Solving the simultaneous equations got very messy very quickly, so I plotted the equations for a theoretical mass of unit one and velocity=2 colliding with a identical stationary mass in a single dimension (perhaps carriages on a rail, or perfectly straight collision of billiard balls). The plots show the results, post collision, for the velocities of mass 1 ( x axis) and mass 2 (y axis), under conservation of momentum and conservation of kinetic energy. The only possible solutions must satisfy both, thus we examine the intersections:
There are as expected two solutions, one impossible, in which mass 1 essentially passes through mass 2 unimpeded, with no effect on mass 1 (velocity mass 1 = 2, velocity mass 2 =0), and the other (and only feasible solution) with mass 1 stopping and imparting its full momentum to mass 2, which now moves away with velocity 2 (think of the white cue ball stopping dead when hitting another ball full on).
Now, if we consider the case with mass 2 twice that of mass 1:
We see the feasible solution is that in which the lighter mass 1 rebounds off heavier mass 2 (mass 1 velocity ~ -0.65, mass 2 forward at ~ 1.3). Clearly, any case in which mass 1 is lighter will see it rebounding to some degree, and mass 2 being propelled forward. So there is no possibility for $m1 < m2$ in which they can merge with the same velocity.
Looking at the opposite case, with $m1 > m2$, in this case mass 1 double that of mass 2:
We now see mass 1 retaining positive momentum (velocity ~0.65) and mass 2 shooting off rapidly (velocity ~2.7). From this, we can deduce that for any $m1 > m2$, m2 will achieve velocity >2, and the original mass 1, having imparted some momentum to mass2, will retain velocity within bounds #0< v2 < 2$. Again, there is no solution of any two masses satisfying conservation of both momentum and energy which allows the two masses to do anything other than "bounce off" each other two some degree - which is I suppose what you might infer from an elastic collision!

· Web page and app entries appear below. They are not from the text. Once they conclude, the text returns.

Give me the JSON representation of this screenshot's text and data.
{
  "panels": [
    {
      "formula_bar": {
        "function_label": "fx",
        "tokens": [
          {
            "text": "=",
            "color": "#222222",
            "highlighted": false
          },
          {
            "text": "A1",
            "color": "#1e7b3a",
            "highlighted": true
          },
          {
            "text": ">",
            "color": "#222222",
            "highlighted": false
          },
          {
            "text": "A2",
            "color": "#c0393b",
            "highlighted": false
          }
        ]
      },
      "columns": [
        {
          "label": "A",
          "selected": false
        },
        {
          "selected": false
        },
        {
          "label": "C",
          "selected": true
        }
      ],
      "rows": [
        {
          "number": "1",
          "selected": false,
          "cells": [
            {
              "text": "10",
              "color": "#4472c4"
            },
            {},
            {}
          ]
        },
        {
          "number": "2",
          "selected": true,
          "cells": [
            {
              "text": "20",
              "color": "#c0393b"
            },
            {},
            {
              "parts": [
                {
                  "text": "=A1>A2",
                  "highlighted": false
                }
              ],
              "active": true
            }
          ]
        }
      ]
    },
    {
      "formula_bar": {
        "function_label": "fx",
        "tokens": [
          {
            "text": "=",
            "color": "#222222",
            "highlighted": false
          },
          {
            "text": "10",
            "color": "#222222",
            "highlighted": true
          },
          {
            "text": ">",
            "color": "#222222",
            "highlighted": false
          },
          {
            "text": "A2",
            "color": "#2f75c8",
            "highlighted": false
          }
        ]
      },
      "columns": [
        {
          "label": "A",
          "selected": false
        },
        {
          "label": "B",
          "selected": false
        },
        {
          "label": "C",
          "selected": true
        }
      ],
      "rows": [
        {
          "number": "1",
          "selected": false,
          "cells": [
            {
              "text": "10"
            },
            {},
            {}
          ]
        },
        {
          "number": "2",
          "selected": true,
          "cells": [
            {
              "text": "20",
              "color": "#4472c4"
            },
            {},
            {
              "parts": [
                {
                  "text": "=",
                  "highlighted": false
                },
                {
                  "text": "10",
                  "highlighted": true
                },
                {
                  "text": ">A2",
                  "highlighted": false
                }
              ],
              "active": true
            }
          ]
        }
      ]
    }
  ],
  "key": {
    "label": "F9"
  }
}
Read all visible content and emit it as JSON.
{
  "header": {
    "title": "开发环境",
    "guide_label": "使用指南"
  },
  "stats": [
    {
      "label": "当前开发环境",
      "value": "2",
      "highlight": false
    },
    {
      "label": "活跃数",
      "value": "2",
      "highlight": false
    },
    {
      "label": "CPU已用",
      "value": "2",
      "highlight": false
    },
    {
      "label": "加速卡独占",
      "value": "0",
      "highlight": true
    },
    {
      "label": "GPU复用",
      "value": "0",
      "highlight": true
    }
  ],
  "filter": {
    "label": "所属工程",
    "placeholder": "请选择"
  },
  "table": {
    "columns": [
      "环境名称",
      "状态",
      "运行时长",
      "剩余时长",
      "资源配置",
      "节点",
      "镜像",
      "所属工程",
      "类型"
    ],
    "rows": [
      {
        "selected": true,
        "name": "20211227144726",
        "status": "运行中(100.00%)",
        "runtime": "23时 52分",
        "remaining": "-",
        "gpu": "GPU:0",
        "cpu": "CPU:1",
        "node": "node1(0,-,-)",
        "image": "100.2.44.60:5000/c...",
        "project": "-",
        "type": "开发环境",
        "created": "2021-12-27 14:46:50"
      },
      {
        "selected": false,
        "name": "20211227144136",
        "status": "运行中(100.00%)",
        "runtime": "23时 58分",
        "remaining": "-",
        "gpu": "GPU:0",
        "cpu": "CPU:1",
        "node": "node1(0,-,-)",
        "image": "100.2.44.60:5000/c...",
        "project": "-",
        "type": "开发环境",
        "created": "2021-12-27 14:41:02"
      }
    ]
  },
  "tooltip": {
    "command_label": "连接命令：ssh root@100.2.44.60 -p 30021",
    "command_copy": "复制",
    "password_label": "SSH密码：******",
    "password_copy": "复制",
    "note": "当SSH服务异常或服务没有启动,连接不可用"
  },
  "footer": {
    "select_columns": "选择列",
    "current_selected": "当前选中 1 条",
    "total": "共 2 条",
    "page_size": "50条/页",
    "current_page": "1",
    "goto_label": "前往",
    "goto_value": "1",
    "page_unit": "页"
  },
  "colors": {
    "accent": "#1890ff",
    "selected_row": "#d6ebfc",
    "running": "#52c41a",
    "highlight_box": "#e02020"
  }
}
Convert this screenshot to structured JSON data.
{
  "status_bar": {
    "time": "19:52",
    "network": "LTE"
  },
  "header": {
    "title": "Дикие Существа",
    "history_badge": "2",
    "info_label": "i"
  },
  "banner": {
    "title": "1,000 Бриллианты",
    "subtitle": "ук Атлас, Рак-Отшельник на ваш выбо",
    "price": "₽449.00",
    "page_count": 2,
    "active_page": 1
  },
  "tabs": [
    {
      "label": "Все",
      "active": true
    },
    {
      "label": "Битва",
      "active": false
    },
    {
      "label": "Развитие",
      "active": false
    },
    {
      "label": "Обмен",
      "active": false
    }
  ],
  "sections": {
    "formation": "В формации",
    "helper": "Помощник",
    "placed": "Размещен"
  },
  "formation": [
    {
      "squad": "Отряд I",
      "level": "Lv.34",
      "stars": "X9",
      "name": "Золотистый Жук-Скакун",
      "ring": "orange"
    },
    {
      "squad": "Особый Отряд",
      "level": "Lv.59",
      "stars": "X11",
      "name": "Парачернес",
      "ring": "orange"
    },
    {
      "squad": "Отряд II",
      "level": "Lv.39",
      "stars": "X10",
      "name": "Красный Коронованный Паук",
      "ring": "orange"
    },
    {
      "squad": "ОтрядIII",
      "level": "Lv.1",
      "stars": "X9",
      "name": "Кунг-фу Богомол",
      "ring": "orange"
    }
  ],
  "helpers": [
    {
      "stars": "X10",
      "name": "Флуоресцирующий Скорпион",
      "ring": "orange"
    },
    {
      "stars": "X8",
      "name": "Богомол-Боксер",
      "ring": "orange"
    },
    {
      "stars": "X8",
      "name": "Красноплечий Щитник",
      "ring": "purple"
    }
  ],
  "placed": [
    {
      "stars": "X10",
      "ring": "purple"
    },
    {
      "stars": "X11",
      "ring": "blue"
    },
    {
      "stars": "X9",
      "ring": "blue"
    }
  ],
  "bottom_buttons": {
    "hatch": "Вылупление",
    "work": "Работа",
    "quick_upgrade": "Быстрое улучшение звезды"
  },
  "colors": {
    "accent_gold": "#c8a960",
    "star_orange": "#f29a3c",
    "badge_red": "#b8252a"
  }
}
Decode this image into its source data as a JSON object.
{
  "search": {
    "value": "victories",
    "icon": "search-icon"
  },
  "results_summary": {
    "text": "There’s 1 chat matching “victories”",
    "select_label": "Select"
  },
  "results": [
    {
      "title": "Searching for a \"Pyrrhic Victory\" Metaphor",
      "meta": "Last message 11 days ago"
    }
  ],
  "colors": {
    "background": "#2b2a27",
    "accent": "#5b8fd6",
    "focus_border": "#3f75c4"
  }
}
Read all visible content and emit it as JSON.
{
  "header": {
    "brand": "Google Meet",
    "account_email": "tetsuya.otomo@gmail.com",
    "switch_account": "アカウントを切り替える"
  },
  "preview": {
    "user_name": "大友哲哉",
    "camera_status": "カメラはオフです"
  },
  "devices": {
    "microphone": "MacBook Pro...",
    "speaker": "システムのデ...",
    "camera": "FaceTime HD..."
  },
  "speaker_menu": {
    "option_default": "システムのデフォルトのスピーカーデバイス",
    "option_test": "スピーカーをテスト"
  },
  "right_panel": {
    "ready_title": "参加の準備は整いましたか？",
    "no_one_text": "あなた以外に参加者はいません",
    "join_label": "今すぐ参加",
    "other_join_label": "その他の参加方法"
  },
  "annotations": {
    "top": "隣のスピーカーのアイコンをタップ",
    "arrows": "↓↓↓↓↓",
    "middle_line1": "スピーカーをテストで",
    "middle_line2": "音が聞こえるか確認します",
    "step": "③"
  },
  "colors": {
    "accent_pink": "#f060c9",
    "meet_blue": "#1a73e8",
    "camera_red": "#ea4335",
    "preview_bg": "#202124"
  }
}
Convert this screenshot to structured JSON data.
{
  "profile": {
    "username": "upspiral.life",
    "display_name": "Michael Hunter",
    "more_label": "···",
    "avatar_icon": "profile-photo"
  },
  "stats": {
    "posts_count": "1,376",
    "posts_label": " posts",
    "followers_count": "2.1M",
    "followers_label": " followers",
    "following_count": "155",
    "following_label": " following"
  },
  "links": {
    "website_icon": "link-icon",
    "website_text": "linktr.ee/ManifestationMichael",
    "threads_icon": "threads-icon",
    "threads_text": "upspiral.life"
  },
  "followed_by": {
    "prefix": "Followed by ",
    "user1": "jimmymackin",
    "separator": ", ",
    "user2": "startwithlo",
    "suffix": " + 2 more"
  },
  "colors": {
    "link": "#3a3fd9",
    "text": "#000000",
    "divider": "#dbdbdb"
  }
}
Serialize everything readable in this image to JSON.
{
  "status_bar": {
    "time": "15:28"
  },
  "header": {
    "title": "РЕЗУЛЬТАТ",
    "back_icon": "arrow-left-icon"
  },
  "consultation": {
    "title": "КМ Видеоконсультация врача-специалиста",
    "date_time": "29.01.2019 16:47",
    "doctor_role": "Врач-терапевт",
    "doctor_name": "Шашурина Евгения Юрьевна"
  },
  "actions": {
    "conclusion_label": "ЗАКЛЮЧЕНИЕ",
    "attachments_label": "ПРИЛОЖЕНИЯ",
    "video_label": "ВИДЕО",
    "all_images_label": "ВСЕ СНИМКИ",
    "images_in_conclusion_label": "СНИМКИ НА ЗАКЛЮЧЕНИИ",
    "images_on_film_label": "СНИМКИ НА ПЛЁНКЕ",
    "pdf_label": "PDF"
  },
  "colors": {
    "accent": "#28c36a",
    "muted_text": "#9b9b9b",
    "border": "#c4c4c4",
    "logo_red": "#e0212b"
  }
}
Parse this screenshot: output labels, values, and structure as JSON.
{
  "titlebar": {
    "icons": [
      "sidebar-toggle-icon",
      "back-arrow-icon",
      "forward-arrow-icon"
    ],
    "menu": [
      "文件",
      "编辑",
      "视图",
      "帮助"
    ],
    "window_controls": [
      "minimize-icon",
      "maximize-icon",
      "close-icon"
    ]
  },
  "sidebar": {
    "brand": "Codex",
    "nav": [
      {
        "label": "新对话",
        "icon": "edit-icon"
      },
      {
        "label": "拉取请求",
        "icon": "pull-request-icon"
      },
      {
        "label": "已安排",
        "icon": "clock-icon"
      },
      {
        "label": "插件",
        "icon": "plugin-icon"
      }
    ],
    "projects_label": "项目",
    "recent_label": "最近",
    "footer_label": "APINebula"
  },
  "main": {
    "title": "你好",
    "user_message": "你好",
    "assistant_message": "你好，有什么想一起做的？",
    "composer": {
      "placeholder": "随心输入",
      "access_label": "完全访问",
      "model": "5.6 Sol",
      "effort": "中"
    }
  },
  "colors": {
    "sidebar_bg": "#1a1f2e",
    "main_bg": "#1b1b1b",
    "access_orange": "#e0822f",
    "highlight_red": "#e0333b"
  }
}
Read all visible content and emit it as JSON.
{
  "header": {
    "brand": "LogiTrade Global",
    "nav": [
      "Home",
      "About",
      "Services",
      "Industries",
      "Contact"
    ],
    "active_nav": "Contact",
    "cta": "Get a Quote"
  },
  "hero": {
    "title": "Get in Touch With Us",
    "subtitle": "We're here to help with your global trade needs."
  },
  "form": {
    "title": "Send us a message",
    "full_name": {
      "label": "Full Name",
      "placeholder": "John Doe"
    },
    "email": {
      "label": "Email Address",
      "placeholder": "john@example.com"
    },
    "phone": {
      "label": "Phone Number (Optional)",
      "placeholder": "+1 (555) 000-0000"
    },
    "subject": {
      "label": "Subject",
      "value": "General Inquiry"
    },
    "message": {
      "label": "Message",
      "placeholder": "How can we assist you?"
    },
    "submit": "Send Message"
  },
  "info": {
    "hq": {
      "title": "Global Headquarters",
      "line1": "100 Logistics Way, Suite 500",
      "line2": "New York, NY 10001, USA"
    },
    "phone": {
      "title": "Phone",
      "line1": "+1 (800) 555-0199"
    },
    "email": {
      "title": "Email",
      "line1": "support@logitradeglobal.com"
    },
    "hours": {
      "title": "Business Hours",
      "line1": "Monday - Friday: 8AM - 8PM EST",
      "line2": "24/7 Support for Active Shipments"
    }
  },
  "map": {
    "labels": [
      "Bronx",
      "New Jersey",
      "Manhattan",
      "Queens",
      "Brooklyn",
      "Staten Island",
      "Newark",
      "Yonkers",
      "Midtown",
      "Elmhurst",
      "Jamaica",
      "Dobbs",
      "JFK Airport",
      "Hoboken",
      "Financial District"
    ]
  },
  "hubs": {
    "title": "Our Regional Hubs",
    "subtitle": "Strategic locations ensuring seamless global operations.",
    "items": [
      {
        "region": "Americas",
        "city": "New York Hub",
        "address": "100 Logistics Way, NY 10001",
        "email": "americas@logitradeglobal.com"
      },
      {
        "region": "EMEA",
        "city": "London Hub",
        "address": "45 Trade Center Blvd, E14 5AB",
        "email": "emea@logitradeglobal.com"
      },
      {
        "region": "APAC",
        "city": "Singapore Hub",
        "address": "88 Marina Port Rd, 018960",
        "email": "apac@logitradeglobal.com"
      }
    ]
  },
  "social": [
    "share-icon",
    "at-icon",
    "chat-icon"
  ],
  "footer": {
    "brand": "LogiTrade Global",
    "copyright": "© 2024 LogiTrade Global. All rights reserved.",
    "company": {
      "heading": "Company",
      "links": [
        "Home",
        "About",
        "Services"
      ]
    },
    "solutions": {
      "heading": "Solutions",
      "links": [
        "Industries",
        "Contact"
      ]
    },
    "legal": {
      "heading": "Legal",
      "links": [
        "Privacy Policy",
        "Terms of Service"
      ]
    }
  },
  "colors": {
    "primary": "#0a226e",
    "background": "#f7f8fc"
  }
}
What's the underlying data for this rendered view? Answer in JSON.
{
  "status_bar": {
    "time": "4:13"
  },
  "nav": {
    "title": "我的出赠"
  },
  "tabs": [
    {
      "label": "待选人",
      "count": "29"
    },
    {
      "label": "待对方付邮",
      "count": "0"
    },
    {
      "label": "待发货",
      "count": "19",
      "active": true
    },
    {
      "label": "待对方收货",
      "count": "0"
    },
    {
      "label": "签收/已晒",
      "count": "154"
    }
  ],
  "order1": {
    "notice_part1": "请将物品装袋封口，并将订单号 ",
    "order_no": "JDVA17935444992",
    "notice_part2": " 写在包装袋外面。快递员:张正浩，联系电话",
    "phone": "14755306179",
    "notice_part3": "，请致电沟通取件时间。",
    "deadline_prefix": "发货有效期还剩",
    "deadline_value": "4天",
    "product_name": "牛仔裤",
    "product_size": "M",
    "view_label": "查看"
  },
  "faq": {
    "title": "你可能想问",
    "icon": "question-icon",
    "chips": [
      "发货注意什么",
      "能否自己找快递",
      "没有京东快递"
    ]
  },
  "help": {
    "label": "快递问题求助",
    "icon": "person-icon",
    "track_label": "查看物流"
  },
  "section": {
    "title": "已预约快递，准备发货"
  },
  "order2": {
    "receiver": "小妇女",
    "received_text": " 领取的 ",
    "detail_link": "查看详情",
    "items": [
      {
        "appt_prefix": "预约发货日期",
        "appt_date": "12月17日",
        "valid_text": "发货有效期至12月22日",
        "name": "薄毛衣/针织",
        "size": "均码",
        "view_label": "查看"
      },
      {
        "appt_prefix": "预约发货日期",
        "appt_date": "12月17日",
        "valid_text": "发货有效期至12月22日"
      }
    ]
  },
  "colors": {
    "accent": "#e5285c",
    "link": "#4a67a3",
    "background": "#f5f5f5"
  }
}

I haven't investigated this further, but I see no reason to suspect the result would not generalise to elastic collisions in which both masses are moving, or to two or three dimensions.
Also, I was interested to find that as ratio of $m1:m2$ was increased, the velocity achieved by mass 2 was limited to 4 (or, I suspect, double whatever the initial velocity was) - again, I suppose there has to be some limit, especially considering that at the same time (mass 1 getting relatively much heavier) mass 1 velocity approaches a limit of 2 (it is pretty much unaffected by the small mass 2) - so there is little momentum loss, and mass 2 velocity is necessarily restricted.
So I hope you can see, as I now can (and as was presumably obvious to the more experienced respondents here) there is no possibility for both masses to experience the same velocity under an elastic collision. Also, that the behaviour is fully deterministic by solution of the simultaneous equations!
EDIT I guess it makes sense that the maximum post-collision velocity for mass 2 is double that of (an relatively very heavy) mass 1 - this can be seen be adjusting the frame of reference such that mass 1 is stationary and mass 2 approaching it with velocity = -2 ..... a heavy enough mass 1 will act much like a wall, and mass 2 will bounce off it elasticly with velocity = +2, a net change of +4 .... thus the maximum velocity differential $|v2 - v1|$ is bounded by the magnitude of the initial velocity differential (as when a particle bounces off a wall).